▶ Requirement:
What lines of the data below hold the string "First"? Copy each one.

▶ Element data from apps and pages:
━━━

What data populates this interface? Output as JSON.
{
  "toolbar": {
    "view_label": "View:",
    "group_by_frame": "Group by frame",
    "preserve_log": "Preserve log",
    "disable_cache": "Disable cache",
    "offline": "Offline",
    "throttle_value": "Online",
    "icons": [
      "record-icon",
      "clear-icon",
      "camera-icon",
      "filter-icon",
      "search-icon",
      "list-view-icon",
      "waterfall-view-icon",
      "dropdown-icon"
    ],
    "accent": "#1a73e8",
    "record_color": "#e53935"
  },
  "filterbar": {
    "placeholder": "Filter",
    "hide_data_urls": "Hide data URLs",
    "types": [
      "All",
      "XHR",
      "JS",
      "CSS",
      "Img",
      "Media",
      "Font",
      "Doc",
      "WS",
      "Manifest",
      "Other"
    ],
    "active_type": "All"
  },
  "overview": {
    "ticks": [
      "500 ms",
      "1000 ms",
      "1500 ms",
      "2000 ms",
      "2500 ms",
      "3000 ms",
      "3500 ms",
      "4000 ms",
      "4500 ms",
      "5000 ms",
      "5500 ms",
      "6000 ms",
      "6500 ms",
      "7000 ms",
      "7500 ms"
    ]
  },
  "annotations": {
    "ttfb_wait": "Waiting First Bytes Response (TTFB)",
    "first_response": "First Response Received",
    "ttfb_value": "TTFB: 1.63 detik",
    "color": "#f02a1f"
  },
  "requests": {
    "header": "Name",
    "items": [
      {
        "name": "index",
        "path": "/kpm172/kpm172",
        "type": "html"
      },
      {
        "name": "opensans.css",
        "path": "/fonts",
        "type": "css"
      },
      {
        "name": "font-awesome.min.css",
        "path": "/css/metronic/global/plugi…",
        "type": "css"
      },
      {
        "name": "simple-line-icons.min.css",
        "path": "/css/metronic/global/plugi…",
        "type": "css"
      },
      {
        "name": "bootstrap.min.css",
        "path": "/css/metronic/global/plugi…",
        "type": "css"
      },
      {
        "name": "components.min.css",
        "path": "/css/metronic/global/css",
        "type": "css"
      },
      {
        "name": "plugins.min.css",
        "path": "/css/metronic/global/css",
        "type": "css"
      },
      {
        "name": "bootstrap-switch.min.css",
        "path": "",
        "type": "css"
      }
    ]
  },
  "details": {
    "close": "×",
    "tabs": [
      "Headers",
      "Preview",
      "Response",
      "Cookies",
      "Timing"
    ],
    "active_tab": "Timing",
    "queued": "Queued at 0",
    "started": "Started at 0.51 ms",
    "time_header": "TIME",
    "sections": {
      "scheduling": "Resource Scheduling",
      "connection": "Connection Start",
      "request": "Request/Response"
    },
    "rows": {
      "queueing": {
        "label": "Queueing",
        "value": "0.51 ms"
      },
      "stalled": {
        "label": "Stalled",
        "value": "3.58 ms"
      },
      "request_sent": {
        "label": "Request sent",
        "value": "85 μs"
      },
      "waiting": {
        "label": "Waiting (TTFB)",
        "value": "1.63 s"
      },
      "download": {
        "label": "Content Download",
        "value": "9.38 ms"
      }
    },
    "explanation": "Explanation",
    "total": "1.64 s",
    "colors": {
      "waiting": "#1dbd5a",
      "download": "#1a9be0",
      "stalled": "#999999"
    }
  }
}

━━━

▶ Output for this exercise:
    "ttfb_wait": "Waiting First Bytes Response (TTFB)",
    "first_response": "First Response Received",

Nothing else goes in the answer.